The large black/dark grey rocks below the retaining wall are normal, the 1/2 to 1 football-sized rocks on the pavement etc are not! This bank was solid the day before.
Rocks and sea sand, a gift from Sandy.
This isn’t what the place usually looks like!
No idea what this pipe is.
The other end of the pipe. You can see the size of it by the garden chairs.
Rock stuck under the railing, and seaweed.
Kids returning stones to the sea. Super cute.
By the bridge.
The base of the tree.
The other end of the tree.
The second car under the same tree. End to end across the street, one car under each end. Yesterday I walked by and didn’t see the cars, which is to say apparently hurricanes leave one shaken up.
I just heard an estimate of 20 billion for Hurricane Sandy related damage. Is this non-business friendly enough for Republicans to now acknowledge climate change science?
10 years at NASA, and my first job was calculating what happened to clouds in the presence of greenhouse gases (roughly). This devastation needn’t be happening on this scale. I can’t reconcile ‘family values’ with people voting to doom their children to this and worse for the sake of a short-term bottom line.
I seldom talk about my NASA days, it’s not relevant to the present. But then I seldom feel like punching someone, or maybe half a country.
Minor personal note: there’s an absurdity to canceling an overseas vacation because I wasn’t sure I was well enough for the stress of travel only to have a hurricane come visiting. Which is to say, it’s time for me to rest and write for a few days.
11/6: Thinking of all those in 6 hours voting lines in winter weather, or struggling to get to the polls in hurricane affected areas with no gas: thank you. Stay safe.
11/7: Snowflakes. Fat snowflakes in between the drizzle. Please don’t let it snow on flooded people.
11/8: Sorry, but I’m just watching election night news now: FOX News said Republicans lost the election because the hurricane ‘disrupted the story line’? This is what they think is important about an event that smacked 60 million people upside the head?
11/10, morning: Subtle but pervasive shifts in the texture of life here, and weird dissonances. Life is back to near normal for some and still completely destroyed for others.

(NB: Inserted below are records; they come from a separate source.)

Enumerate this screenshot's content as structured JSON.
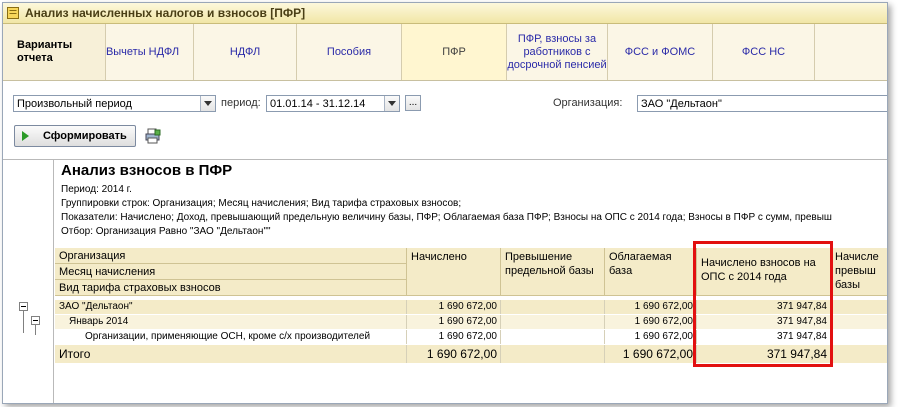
{
  "window": {
    "title": "Анализ начисленных налогов и взносов [ПФР]"
  },
  "tabs": [
    {
      "label": "Варианты отчета"
    },
    {
      "label": "Вычеты НДФЛ"
    },
    {
      "label": "НДФЛ"
    },
    {
      "label": "Пособия"
    },
    {
      "label": "ПФР"
    },
    {
      "label": "ПФР, взносы за работников с досрочной пенсией"
    },
    {
      "label": "ФСС и ФОМС"
    },
    {
      "label": "ФСС НС"
    }
  ],
  "filters": {
    "period_type": "Произвольный период",
    "period_label": "период:",
    "period_value": "01.01.14 - 31.12.14",
    "dots": "...",
    "org_label": "Организация:",
    "org_value": "ЗАО \"Дельтаон\""
  },
  "toolbar": {
    "generate_label": "Сформировать"
  },
  "report": {
    "title": "Анализ взносов в ПФР",
    "lines": [
      "Период: 2014 г.",
      "Группировки строк: Организация; Месяц начисления; Вид тарифа страховых взносов;",
      "Показатели: Начислено; Доход, превышающий предельную величину базы, ПФР; Облагаемая база ПФР; Взносы на ОПС с 2014 года; Взносы в ПФР с сумм, превыш",
      "Отбор: Организация Равно \"ЗАО \"Дельтаон\"\""
    ],
    "row_headers": [
      "Организация",
      "Месяц начисления",
      "Вид тарифа страховых взносов"
    ],
    "columns": [
      "Начислено",
      "Превышение предельной базы",
      "Облагаемая база",
      "Начислено взносов на ОПС с 2014 года",
      "Начисле превыш базы"
    ],
    "rows": [
      {
        "name": "ЗАО \"Дельтаон\"",
        "accrued": "1 690 672,00",
        "excess": "",
        "base": "1 690 672,00",
        "ops": "371 947,84"
      },
      {
        "name": "Январь 2014",
        "accrued": "1 690 672,00",
        "excess": "",
        "base": "1 690 672,00",
        "ops": "371 947,84"
      },
      {
        "name": "Организации, применяющие ОСН, кроме с/х производителей",
        "accrued": "1 690 672,00",
        "excess": "",
        "base": "1 690 672,00",
        "ops": "371 947,84"
      }
    ],
    "total": {
      "name": "Итого",
      "accrued": "1 690 672,00",
      "excess": "",
      "base": "1 690 672,00",
      "ops": "371 947,84"
    }
  }
}
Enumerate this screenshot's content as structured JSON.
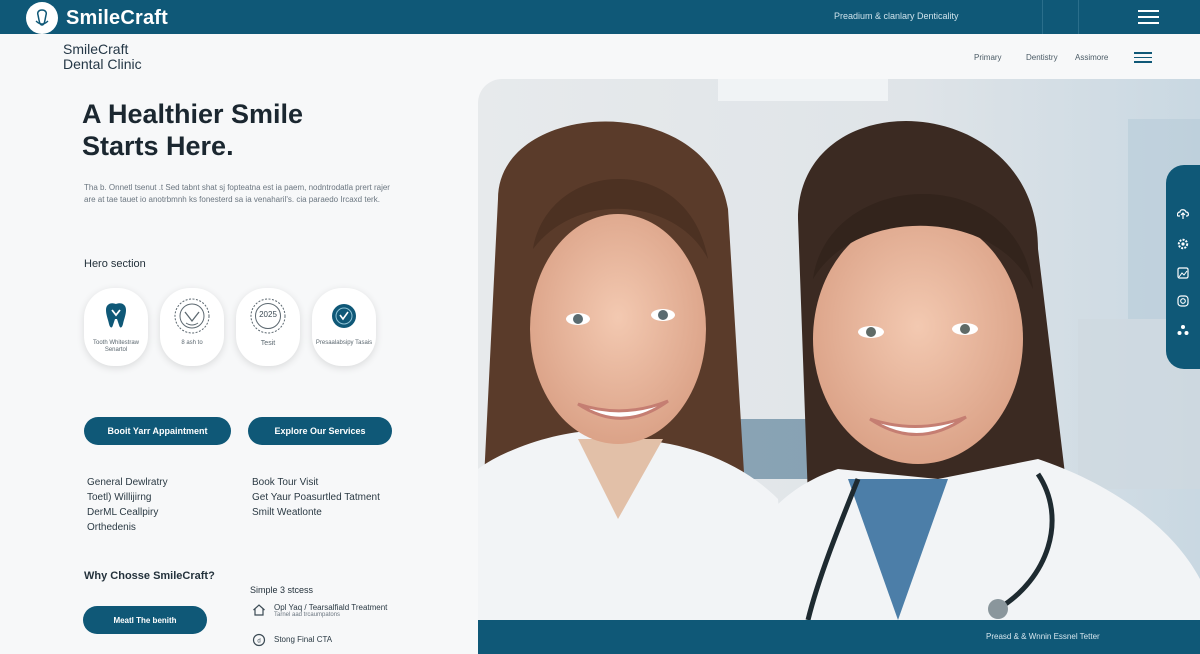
{
  "topbar": {
    "brand": "SmileCraft",
    "tagline": "Preadium & clanlary Denticality"
  },
  "subheader": {
    "clinic_line1": "SmileCraft",
    "clinic_line2": "Dental Clinic",
    "nav": [
      "Primary",
      "Dentistry",
      "Assimore"
    ]
  },
  "hero": {
    "title_line1": "A Healthier Smile",
    "title_line2": "Starts Here.",
    "description": "Tha b. Onnetl tsenut .t Sed tabnt shat sj fopteatna est ia paem, nodntrodatla prert rajer are at tae tauet io anotrbmnh ks fonesterd sa ia venaharil's. cia paraedo Ircaxd terk.",
    "section_label": "Hero section",
    "icon_cards": [
      {
        "icon": "tooth-icon",
        "label": "Tooth Whitestraw Senartol"
      },
      {
        "icon": "badge-seal-icon",
        "label": "8 ash to"
      },
      {
        "icon": "year-badge-icon",
        "label": "Tesit",
        "badge_text": "2025"
      },
      {
        "icon": "clinic-emblem-icon",
        "label": "Presaalabsipy Tasais"
      }
    ],
    "buttons": {
      "primary": "Booit Yarr Appaintment",
      "secondary": "Explore Our Services"
    }
  },
  "services": {
    "col1": [
      "General Dewlratry",
      "Toetl) Willijirng",
      "DerML Ceallpiry",
      "Orthedenis"
    ],
    "col2": [
      "Book Tour Visit",
      "Get Yaur Poasurtled Tatment",
      "Smilt Weatlonte"
    ]
  },
  "why": {
    "title": "Why Chosse SmileCraft?",
    "button": "Meatl The benith"
  },
  "steps": {
    "title": "Simple 3 stcess",
    "items": [
      {
        "icon": "house-icon",
        "text": "Opl Yaq / Tearsalfiald Treatment",
        "sub": "Tarnel aad trcaumpatons"
      },
      {
        "icon": "circle-d-icon",
        "text": "Stong Final CTA",
        "sub": ""
      }
    ]
  },
  "footer": {
    "text": "Preasd & & Wnnin Essnel Tetter"
  },
  "side_rail": {
    "icons": [
      "upload-icon",
      "settings-icon",
      "image-icon",
      "instagram-icon",
      "share-icon"
    ]
  },
  "colors": {
    "primary": "#0f5877",
    "background": "#f7f8f9",
    "text": "#1d2a33"
  }
}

Scarcity of gas makes it harder for those who would try to help and changes a million small things. It’s strangely difficult even to know what to think and feel.
A friend on the west coast asked me how things were in NYC and I just started to laugh and couldn’t stop. At this point zombies wouldn’t surprise me!
People here are comparing it to 9/11. I was in a healthier place on 9/11. Living near Fort Meade, lots of military families and a neighbor who worked at the Pentagon and didn’t come home for 3 days. I was healthy enough then to know that if one wasn’t experiencing the disaster, then emotion enough to help was useful but past the point of what one could do it wasn’t right to get spun up. A form of disrespect to the people experiencing the real trauma. Trickier as a writer, I’m feeling a need to record and monitor as well, which means resonating somewhat.
Trick is empathy exists to motivate us to help. Past the point we can help, it isn’t useful. Tired, so the boundaries are not as easy: human response here, nosey-parker writer there.
11/10, afternoon: Exterminator just came. He lives on Staten Island, works for the Department of Buildings. Talked of 20′ storm surge and 20′ wave behind that. That people ordered to evacuate stayed and are now bodies being pulled out of houses. I asked if they were given resources to evacuate with, and he didn’t think so. Now I am wondering about the income level in these areas. A horrid question. I’m sure some people stayed because Hurricane Irene was a non-event and so they expect Sandy to be a false alarm too. But there may have been others… Meanwhile the guy got here and was another familiar face not drowned, which is always nice.